--- Instructions for the task ---
Collect the lines of the entries where "title" shows up.

(Exercise material Opens)

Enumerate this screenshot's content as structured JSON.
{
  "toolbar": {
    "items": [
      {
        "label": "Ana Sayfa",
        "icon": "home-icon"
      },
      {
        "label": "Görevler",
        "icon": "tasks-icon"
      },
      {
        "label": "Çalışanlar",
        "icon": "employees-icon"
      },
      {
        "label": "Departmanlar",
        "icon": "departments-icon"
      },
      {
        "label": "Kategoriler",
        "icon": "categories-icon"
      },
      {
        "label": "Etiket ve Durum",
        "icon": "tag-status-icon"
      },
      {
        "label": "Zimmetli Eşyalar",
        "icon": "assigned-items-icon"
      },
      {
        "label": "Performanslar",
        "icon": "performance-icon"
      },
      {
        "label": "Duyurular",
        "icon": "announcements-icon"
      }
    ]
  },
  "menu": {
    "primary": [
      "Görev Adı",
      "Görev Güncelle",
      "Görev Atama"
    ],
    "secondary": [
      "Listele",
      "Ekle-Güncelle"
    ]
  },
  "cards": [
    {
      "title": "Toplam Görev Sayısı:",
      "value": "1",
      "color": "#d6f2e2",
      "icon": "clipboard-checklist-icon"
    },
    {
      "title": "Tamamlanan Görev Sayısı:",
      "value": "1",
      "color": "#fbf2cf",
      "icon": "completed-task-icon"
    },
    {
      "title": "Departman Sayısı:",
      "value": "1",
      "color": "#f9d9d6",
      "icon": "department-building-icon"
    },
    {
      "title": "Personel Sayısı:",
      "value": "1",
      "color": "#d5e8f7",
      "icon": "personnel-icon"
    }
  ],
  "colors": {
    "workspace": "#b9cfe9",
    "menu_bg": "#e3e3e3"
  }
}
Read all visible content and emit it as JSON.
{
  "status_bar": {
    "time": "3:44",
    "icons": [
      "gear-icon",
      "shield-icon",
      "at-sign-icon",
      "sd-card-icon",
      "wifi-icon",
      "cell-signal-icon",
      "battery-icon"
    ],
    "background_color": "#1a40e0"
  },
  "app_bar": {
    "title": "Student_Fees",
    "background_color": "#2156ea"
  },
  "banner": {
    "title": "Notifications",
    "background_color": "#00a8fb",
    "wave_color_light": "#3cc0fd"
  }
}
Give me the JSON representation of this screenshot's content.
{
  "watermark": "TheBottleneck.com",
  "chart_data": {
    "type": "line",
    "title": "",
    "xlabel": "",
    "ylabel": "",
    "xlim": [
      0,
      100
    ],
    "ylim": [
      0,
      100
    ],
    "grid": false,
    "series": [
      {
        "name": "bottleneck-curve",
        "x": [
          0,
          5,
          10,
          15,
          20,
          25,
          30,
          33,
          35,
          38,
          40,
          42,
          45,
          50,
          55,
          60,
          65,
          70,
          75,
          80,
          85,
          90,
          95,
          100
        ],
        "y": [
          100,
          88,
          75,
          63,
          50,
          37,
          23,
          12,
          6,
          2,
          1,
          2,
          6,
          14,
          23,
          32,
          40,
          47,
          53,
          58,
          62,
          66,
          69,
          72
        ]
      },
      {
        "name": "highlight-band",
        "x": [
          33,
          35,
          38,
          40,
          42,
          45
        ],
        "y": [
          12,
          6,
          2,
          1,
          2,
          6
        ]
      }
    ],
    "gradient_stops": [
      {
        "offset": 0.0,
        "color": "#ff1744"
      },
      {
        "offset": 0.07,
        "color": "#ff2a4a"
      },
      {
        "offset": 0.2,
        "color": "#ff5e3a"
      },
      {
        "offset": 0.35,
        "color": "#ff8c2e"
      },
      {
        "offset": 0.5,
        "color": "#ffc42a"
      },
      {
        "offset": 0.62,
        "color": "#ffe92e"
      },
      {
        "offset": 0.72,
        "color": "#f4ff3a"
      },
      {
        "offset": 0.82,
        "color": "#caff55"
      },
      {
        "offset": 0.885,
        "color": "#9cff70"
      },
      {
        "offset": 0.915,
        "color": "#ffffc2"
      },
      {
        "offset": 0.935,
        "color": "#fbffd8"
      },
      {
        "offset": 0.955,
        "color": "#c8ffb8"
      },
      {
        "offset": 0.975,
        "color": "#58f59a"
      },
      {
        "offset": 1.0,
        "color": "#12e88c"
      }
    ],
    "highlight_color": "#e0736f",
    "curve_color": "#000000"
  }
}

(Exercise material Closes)

--- Written solution ---
      "title": "Toplam Görev Sayısı:",
      "title": "Tamamlanan Görev Sayısı:",
      "title": "Departman Sayısı:",
      "title": "Personel Sayısı:",
    "title": "Student_Fees",
    "title": "Notifications",
    "title": "",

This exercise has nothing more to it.